» **What is expected**: Lines with the word "title" are the answer; copy each of them from the data below.

━━━

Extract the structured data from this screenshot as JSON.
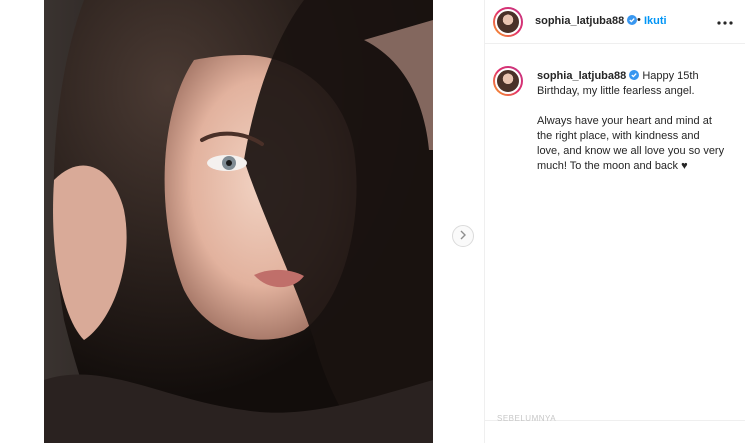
{
  "post": {
    "username": "sophia_latjuba88",
    "follow_label": "Ikuti",
    "separator": "•",
    "caption": {
      "username": "sophia_latjuba88",
      "line1": "Happy 15th",
      "line2": "Birthday, my little fearless angel.",
      "para2": [
        "Always have your heart and mind at",
        "the right place, with kindness and",
        "love, and know we all love you so very",
        "much! To the moon and back ♥"
      ]
    },
    "faint_label": "SEBELUMNYA"
  },
  "colors": {
    "link_blue": "#0095f6",
    "verified_blue": "#3897f0",
    "text": "#262626"
  },
  "icons": {
    "verified": "verified-badge-icon",
    "more": "more-horizontal-icon",
    "next": "chevron-right-icon"
  }
}
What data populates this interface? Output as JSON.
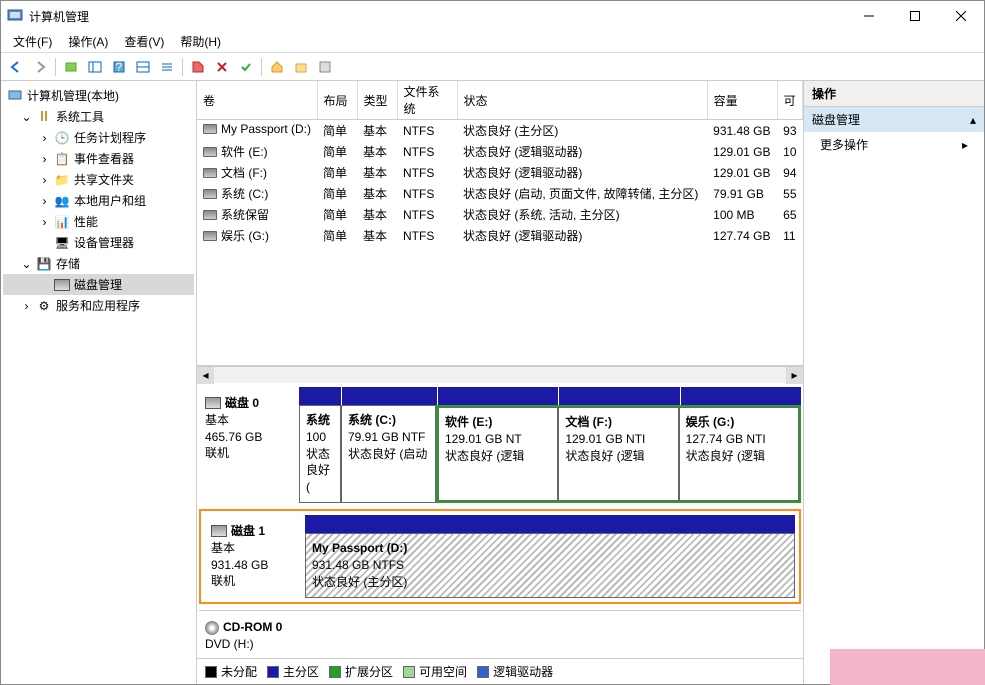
{
  "window": {
    "title": "计算机管理"
  },
  "menu": {
    "file": "文件(F)",
    "action": "操作(A)",
    "view": "查看(V)",
    "help": "帮助(H)"
  },
  "tree": {
    "root": "计算机管理(本地)",
    "tools": "系统工具",
    "scheduler": "任务计划程序",
    "event": "事件查看器",
    "shared": "共享文件夹",
    "users": "本地用户和组",
    "perf": "性能",
    "devmgr": "设备管理器",
    "storage": "存储",
    "diskmgmt": "磁盘管理",
    "services": "服务和应用程序"
  },
  "cols": {
    "vol": "卷",
    "layout": "布局",
    "type": "类型",
    "fs": "文件系统",
    "status": "状态",
    "cap": "容量",
    "free": "可"
  },
  "volumes": [
    {
      "name": "My Passport (D:)",
      "layout": "简单",
      "type": "基本",
      "fs": "NTFS",
      "status": "状态良好 (主分区)",
      "cap": "931.48 GB",
      "free": "93"
    },
    {
      "name": "软件 (E:)",
      "layout": "简单",
      "type": "基本",
      "fs": "NTFS",
      "status": "状态良好 (逻辑驱动器)",
      "cap": "129.01 GB",
      "free": "10"
    },
    {
      "name": "文档 (F:)",
      "layout": "简单",
      "type": "基本",
      "fs": "NTFS",
      "status": "状态良好 (逻辑驱动器)",
      "cap": "129.01 GB",
      "free": "94"
    },
    {
      "name": "系统 (C:)",
      "layout": "简单",
      "type": "基本",
      "fs": "NTFS",
      "status": "状态良好 (启动, 页面文件, 故障转储, 主分区)",
      "cap": "79.91 GB",
      "free": "55"
    },
    {
      "name": "系统保留",
      "layout": "简单",
      "type": "基本",
      "fs": "NTFS",
      "status": "状态良好 (系统, 活动, 主分区)",
      "cap": "100 MB",
      "free": "65"
    },
    {
      "name": "娱乐 (G:)",
      "layout": "简单",
      "type": "基本",
      "fs": "NTFS",
      "status": "状态良好 (逻辑驱动器)",
      "cap": "127.74 GB",
      "free": "11"
    }
  ],
  "disk0": {
    "title": "磁盘 0",
    "type": "基本",
    "size": "465.76 GB",
    "status": "联机",
    "parts": [
      {
        "name": "系统",
        "line2": "100",
        "line3": "状态良好 ("
      },
      {
        "name": "系统  (C:)",
        "line2": "79.91 GB NTF",
        "line3": "状态良好 (启动"
      },
      {
        "name": "软件  (E:)",
        "line2": "129.01 GB NT",
        "line3": "状态良好 (逻辑"
      },
      {
        "name": "文档  (F:)",
        "line2": "129.01 GB NTI",
        "line3": "状态良好 (逻辑"
      },
      {
        "name": "娱乐  (G:)",
        "line2": "127.74 GB NTI",
        "line3": "状态良好 (逻辑"
      }
    ]
  },
  "disk1": {
    "title": "磁盘 1",
    "type": "基本",
    "size": "931.48 GB",
    "status": "联机",
    "part": {
      "name": "My Passport  (D:)",
      "line2": "931.48 GB NTFS",
      "line3": "状态良好 (主分区)"
    }
  },
  "cdrom": {
    "title": "CD-ROM 0",
    "line2": "DVD (H:)"
  },
  "legend": {
    "unalloc": "未分配",
    "primary": "主分区",
    "ext": "扩展分区",
    "free": "可用空间",
    "logical": "逻辑驱动器"
  },
  "actions": {
    "header": "操作",
    "diskmgmt": "磁盘管理",
    "more": "更多操作"
  }
}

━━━

» **Finished exercise**:
    "title": "计算机管理"
    "title": "磁盘 0",
    "title": "磁盘 1",
    "title": "CD-ROM 0",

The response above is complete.